> **Task to carry out**: Line by line, please look for the word "Desonia" in the following records, then copy each line you find it in.

> **Provided data**:
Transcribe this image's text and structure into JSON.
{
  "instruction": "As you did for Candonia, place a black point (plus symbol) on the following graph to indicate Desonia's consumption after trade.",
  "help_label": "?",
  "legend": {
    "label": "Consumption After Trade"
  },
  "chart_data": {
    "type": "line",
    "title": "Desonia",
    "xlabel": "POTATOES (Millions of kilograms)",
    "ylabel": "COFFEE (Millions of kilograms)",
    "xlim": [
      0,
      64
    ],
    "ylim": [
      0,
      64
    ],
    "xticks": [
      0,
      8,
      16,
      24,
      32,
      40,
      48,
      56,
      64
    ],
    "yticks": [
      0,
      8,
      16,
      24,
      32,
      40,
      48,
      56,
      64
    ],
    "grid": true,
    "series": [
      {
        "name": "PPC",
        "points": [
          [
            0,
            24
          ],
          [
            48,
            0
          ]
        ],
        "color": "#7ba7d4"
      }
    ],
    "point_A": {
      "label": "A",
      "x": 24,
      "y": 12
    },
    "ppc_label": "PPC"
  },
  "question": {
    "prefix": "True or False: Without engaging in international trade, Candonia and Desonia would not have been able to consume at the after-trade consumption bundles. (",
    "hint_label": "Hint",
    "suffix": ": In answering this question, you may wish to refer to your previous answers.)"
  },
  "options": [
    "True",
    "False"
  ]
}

> **Answer for this exercise**:
  "instruction": "As you did for Candonia, place a black point (plus symbol) on the following graph to indicate Desonia's consumption after trade.",
    "title": "Desonia",
    "prefix": "True or False: Without engaging in international trade, Candonia and Desonia would not have been able to consume at the after-trade consumption bundles. (",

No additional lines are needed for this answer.